▶ **About this exercise**
Whenever the string "data" turns up in a line below, that line should be copied.

***** Information given

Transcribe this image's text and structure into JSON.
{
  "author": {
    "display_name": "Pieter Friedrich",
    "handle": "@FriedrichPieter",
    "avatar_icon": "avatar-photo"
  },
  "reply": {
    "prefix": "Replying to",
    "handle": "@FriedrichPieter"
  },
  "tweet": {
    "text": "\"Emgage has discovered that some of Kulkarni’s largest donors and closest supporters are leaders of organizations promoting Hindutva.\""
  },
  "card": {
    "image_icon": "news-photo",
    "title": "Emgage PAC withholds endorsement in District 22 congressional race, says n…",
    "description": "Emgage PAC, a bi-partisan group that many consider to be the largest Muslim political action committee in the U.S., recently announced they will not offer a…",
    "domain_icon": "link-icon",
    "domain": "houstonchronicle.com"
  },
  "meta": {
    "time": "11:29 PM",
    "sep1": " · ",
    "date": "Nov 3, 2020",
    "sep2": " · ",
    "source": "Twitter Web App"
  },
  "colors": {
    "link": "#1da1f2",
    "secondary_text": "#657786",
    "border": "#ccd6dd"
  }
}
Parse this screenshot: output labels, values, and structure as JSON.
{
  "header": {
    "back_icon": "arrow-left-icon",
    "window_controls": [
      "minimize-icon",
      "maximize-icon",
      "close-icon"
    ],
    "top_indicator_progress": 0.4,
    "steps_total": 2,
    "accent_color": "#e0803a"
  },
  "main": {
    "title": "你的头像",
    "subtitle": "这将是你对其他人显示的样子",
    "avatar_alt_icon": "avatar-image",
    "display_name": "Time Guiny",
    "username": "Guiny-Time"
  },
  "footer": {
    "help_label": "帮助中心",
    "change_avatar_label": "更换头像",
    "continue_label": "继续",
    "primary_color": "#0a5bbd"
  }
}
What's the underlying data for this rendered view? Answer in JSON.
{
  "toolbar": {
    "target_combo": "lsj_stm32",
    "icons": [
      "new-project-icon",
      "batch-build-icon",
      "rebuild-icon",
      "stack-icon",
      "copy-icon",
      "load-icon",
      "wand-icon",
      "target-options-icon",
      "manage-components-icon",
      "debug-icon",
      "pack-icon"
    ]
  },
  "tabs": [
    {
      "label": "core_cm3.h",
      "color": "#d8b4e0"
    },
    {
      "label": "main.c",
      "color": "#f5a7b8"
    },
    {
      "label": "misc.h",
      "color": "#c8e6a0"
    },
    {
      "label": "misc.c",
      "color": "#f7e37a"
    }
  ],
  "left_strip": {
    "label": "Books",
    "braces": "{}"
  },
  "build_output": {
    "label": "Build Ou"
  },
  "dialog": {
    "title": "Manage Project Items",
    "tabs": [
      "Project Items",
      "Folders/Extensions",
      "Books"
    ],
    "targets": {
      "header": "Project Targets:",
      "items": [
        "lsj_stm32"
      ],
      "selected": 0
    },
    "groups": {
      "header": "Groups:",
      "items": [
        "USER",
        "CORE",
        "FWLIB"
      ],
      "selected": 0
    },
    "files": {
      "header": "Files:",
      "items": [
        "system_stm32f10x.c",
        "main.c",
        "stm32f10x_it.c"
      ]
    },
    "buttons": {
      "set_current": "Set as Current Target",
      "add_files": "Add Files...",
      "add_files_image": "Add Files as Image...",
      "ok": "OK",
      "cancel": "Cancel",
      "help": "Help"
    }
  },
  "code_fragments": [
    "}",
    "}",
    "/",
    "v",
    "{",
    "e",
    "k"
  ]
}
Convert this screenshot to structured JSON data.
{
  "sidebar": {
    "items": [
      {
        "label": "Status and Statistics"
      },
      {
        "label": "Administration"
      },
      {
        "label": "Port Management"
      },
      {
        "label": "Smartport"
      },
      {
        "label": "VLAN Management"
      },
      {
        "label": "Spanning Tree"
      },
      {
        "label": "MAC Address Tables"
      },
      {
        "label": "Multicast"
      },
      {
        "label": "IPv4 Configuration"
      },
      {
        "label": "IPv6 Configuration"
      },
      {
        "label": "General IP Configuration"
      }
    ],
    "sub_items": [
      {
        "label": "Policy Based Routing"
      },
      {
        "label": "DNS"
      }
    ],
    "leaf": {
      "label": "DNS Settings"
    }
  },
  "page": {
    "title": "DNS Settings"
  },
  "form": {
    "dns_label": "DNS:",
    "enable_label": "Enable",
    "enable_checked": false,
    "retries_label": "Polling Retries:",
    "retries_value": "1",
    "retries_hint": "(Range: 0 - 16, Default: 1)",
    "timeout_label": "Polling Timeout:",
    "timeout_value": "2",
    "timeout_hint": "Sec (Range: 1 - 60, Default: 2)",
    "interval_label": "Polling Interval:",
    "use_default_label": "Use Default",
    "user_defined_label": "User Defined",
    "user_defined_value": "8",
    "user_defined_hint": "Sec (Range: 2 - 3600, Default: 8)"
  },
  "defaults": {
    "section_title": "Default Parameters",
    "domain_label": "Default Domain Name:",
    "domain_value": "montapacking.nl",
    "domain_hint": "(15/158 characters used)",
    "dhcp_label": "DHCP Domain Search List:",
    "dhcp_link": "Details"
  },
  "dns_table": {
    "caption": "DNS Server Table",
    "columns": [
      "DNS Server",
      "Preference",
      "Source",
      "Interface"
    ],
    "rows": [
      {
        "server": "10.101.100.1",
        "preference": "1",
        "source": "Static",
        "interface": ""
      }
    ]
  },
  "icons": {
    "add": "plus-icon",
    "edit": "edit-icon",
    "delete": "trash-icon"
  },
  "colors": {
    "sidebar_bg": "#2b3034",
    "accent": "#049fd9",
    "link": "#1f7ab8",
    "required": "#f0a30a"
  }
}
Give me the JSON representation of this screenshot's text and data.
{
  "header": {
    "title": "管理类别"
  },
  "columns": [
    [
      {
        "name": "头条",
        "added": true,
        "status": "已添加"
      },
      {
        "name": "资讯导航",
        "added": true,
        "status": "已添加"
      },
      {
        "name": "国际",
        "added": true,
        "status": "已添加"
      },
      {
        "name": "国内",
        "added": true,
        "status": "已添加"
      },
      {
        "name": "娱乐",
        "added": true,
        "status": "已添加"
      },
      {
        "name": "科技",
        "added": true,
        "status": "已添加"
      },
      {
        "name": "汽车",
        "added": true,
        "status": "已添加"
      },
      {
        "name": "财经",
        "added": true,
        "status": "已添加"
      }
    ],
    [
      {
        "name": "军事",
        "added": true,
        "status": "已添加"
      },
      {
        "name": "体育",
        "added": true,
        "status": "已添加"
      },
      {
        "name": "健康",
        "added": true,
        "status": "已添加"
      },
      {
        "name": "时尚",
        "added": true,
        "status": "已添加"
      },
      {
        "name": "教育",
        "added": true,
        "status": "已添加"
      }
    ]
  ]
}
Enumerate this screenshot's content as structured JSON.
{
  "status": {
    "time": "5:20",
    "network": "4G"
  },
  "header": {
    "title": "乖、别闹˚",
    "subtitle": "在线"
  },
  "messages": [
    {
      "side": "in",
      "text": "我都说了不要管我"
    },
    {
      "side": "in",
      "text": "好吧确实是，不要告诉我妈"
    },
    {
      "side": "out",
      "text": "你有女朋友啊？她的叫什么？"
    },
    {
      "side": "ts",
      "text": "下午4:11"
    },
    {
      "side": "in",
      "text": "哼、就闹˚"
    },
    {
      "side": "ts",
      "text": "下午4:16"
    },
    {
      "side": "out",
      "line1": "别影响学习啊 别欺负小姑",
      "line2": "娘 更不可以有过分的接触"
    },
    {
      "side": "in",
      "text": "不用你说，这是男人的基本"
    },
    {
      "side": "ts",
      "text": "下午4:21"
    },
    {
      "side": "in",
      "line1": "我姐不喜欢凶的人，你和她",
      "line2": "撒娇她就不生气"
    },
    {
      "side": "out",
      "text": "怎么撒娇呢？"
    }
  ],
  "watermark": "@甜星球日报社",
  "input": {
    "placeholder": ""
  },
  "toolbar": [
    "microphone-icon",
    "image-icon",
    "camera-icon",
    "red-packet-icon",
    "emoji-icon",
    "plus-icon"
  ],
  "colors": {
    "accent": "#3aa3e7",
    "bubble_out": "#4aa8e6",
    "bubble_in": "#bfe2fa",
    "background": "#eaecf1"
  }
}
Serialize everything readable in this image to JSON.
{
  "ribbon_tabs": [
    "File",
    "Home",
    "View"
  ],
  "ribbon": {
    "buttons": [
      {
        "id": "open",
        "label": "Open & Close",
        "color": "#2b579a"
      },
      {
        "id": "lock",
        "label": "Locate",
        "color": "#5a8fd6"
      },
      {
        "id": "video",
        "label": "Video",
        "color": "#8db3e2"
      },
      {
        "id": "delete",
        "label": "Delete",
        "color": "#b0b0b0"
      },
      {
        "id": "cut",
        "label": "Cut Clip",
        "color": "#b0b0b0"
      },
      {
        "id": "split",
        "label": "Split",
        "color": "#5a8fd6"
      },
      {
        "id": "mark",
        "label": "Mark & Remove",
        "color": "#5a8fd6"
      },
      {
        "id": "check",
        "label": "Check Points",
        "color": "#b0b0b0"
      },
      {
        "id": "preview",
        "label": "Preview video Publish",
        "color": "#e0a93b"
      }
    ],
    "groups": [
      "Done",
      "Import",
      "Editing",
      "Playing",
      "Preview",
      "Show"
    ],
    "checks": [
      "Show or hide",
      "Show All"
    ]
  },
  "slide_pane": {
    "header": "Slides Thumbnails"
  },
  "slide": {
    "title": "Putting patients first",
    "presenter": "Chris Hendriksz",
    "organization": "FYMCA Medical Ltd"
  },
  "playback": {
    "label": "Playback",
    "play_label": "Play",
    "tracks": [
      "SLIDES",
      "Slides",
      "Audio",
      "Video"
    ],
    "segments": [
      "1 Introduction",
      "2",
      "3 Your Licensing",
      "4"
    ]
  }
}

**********

▶ **Exercise answer**
What's the underlying data for this rendered view? Answer in JSON.
Convert this screenshot to structured JSON data.
Give me the JSON representation of this screenshot's text and data.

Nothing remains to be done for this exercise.